My flight arrived at La Aurora Airport at 19:30, and I had to depart the next morning on the 07:00am flight to LAX, leaving me no time to see any of Guatemala City. There are plenty of hotels within a 5-minute drive of the airport for travellers just like me. The hotel I booked included free shuttle service to and from the airport, which was immensely helpful, especially when I had to be up at 4:00am.
Accommodation: Mariana’s Petite Hotel
224Q ($39), private room with private bathroom
Total expenses and final thoughts
Flights: $628 roundtrip from Canada + $160 internal domestic flight = $788CDN on flights
Accommodations: I always prefer private rooms with a private bathroom. I choose basic rooms that are clean and comfortable. You can spend much less, or much more, on accommodations in Guatemala, depending on your preferences.
For seven nights of private accommodations in Guatemala, I spent $402CDN.
Transportation: This is for transportation between cities and towns in Guatemala, not including the domestic flight I took. This total does not include taxis or tuk-tuks, which typically cost only 10-20Q per ride (less than $4CDN).

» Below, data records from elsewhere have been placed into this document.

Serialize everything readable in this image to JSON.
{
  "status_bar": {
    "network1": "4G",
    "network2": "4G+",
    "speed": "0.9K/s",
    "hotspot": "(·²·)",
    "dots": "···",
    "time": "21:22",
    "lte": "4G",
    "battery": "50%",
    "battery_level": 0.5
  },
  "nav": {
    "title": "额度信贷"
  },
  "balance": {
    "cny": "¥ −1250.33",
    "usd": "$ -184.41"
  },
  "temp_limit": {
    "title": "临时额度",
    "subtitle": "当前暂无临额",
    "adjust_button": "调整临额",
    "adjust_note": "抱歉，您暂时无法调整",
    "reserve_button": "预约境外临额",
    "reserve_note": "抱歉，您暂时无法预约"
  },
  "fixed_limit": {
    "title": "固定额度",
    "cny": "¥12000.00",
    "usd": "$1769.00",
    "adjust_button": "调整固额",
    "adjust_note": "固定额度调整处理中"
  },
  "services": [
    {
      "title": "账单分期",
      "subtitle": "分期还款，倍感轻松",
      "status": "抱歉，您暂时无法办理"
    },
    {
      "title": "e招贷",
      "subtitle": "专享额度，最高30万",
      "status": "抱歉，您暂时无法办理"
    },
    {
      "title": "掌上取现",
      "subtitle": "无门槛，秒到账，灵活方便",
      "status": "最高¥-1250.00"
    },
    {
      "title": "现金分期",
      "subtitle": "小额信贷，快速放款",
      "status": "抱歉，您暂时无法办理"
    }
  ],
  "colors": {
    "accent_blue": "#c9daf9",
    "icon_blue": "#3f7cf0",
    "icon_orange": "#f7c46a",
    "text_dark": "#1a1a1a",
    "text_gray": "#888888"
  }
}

For a mix of private and shared shuttles, I spent $160CDN.
Tours: A group tour of Tikal, beginning at sunrise, cost 150Q ($26CDN). The park entrance fee was an additional 150Q.
Total expenses, excluding food and shopping: $1400CDN.
Guatemala will always hold a special place in my heart as it is the first country I traveled to on my own. The atmosphere, scenery, people, the spirituality, the music and the food all combined to make my week there truly wonderful. The only thing I would have done differently would have been to spend more time there! With a week I was able to cram in the highlights and get a taste of the country, but I would have liked to stay in each of the places I visited for longer, plus add in more spots that I didn’t get to see at all. I don’t often want to return to a country immediately after I leave, but Guatemala is always on my mind and I’m sure I will be returning.
All prices as of March 2018
All travel and accommodations were booked independently and all opinions are my own.